▶ Task inputs:
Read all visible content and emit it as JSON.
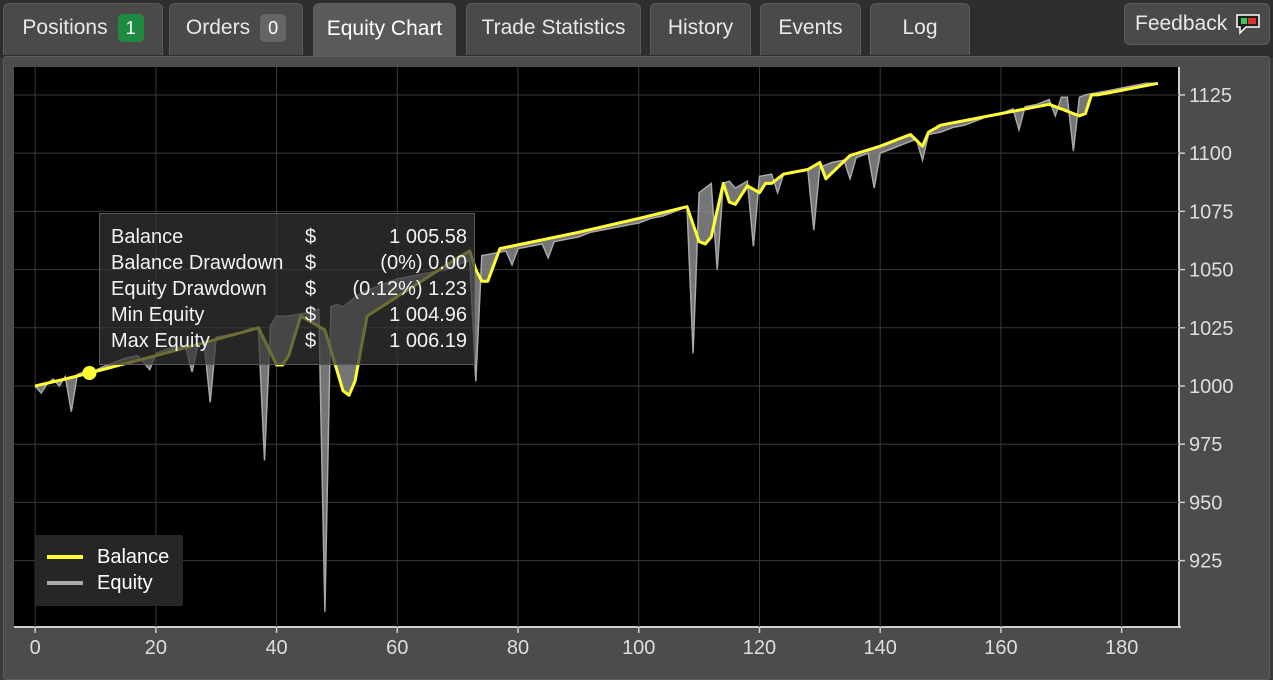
{
  "tabs": [
    {
      "label": "Positions",
      "badge": "1"
    },
    {
      "label": "Orders",
      "badge": "0"
    },
    {
      "label": "Equity Chart"
    },
    {
      "label": "Trade Statistics"
    },
    {
      "label": "History"
    },
    {
      "label": "Events"
    },
    {
      "label": "Log"
    }
  ],
  "feedback": {
    "label": "Feedback"
  },
  "colors": {
    "balance": "#ffff33",
    "equity": "#a8a8a8",
    "plot_bg": "#000000",
    "badge_positions": "#1e8a3f",
    "badge_orders": "#666666"
  },
  "tooltip": {
    "rows": [
      {
        "label": "Balance",
        "currency": "$",
        "value": "1 005.58"
      },
      {
        "label": "Balance Drawdown",
        "currency": "$",
        "value": "(0%)  0.00"
      },
      {
        "label": "Equity Drawdown",
        "currency": "$",
        "value": "(0.12%)  1.23"
      },
      {
        "label": "Min Equity",
        "currency": "$",
        "value": "1 004.96"
      },
      {
        "label": "Max Equity",
        "currency": "$",
        "value": "1 006.19"
      }
    ]
  },
  "legend": {
    "balance": "Balance",
    "equity": "Equity"
  },
  "chart_data": {
    "type": "line",
    "x_ticks": [
      0,
      20,
      40,
      60,
      80,
      100,
      120,
      140,
      160,
      180
    ],
    "y_ticks": [
      925,
      950,
      975,
      1000,
      1025,
      1050,
      1075,
      1100,
      1125
    ],
    "xlim": [
      -3.5,
      189.5
    ],
    "ylim": [
      896.5,
      1137
    ],
    "grid": true,
    "legend_position": "bottom-left",
    "highlight_point": {
      "x": 9,
      "y": 1005.58
    },
    "series": [
      {
        "name": "Balance",
        "x": [
          0,
          5,
          9,
          20,
          30,
          37,
          40,
          41,
          42,
          44,
          48,
          51,
          52,
          53,
          55,
          70,
          72,
          73,
          74,
          75,
          77,
          90,
          100,
          108,
          110,
          111,
          112,
          114,
          115,
          116,
          117,
          118,
          120,
          121,
          122,
          124,
          128,
          130,
          131,
          135,
          140,
          145,
          147,
          148,
          150,
          160,
          168,
          173,
          174,
          175,
          176,
          178,
          186
        ],
        "y": [
          1000,
          1003,
          1005.58,
          1013,
          1020,
          1025,
          1009,
          1009,
          1013,
          1030,
          1024,
          998,
          996,
          1002,
          1030,
          1055,
          1058,
          1050,
          1045,
          1045,
          1059,
          1066,
          1072,
          1077,
          1062,
          1061,
          1064,
          1087,
          1079,
          1078,
          1082,
          1086,
          1083,
          1087,
          1087,
          1091,
          1093,
          1096,
          1089,
          1099,
          1103,
          1108,
          1103,
          1109,
          1112,
          1117,
          1121,
          1116,
          1117,
          1125,
          1125,
          1126,
          1130
        ]
      },
      {
        "name": "Equity",
        "x": [
          0,
          1,
          2,
          3,
          4,
          5,
          6,
          7,
          8,
          9,
          11,
          13,
          15,
          17,
          18,
          19,
          20,
          22,
          24,
          25,
          26,
          27,
          28,
          29,
          30,
          32,
          34,
          36,
          37,
          38,
          39,
          40,
          42,
          44,
          46,
          47,
          48,
          49,
          50,
          51,
          52,
          53,
          54,
          56,
          58,
          60,
          62,
          64,
          66,
          68,
          70,
          72,
          73,
          74,
          76,
          78,
          79,
          80,
          82,
          84,
          85,
          86,
          88,
          90,
          92,
          94,
          96,
          98,
          100,
          102,
          104,
          106,
          108,
          109,
          110,
          112,
          113,
          114,
          115,
          116,
          118,
          119,
          120,
          122,
          123,
          124,
          126,
          128,
          129,
          130,
          132,
          134,
          135,
          136,
          138,
          139,
          140,
          142,
          144,
          146,
          147,
          148,
          150,
          152,
          154,
          156,
          158,
          160,
          162,
          163,
          164,
          166,
          168,
          169,
          170,
          171,
          172,
          173,
          174,
          176,
          178,
          180,
          182,
          184,
          186
        ],
        "y": [
          1000,
          997,
          1001,
          1003,
          1000,
          1004,
          989,
          1005,
          1006,
          1005.58,
          1008,
          1010,
          1012,
          1013,
          1010,
          1007,
          1014,
          1016,
          1017,
          1016,
          1006,
          1018,
          1019,
          993,
          1021,
          1022,
          1023,
          1025,
          1024,
          968,
          1026,
          1030,
          1030,
          1031,
          1032,
          1033,
          903,
          1034,
          1035,
          1034,
          1036,
          1038,
          1040,
          1042,
          1044,
          1046,
          1047,
          1048,
          1049,
          1050,
          1052,
          1054,
          1002,
          1056,
          1057,
          1058,
          1052,
          1059,
          1060,
          1061,
          1055,
          1062,
          1063,
          1064,
          1066,
          1067,
          1068,
          1069,
          1070,
          1072,
          1073,
          1075,
          1077,
          1014,
          1083,
          1087,
          1050,
          1087,
          1088,
          1085,
          1088,
          1060,
          1090,
          1091,
          1083,
          1091,
          1092,
          1093,
          1067,
          1094,
          1096,
          1097,
          1089,
          1098,
          1100,
          1085,
          1100,
          1102,
          1104,
          1106,
          1097,
          1108,
          1109,
          1111,
          1112,
          1114,
          1116,
          1117,
          1119,
          1110,
          1120,
          1121,
          1123,
          1116,
          1124,
          1124,
          1101,
          1124,
          1125,
          1126,
          1127,
          1128,
          1129,
          1130,
          1130
        ]
      }
    ]
  }
}
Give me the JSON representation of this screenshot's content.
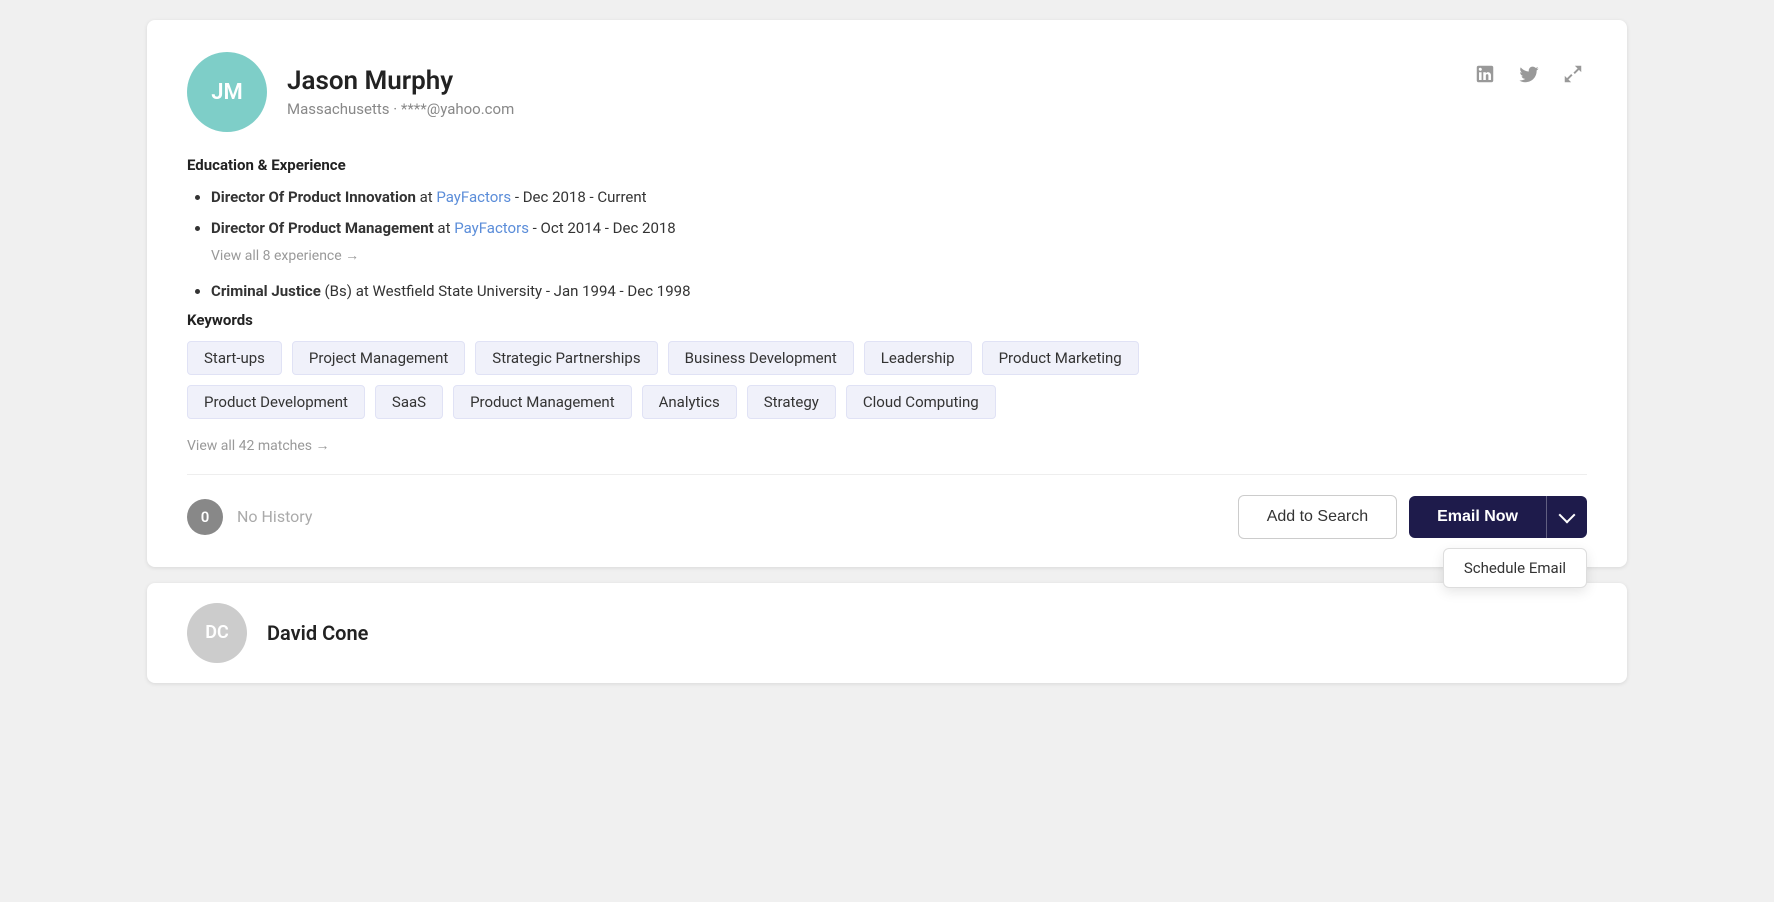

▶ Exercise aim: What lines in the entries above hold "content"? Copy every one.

▶ Answer space:
Read all visible content and emit it as JSON.
Give me the JSON representation of this screenshot's content.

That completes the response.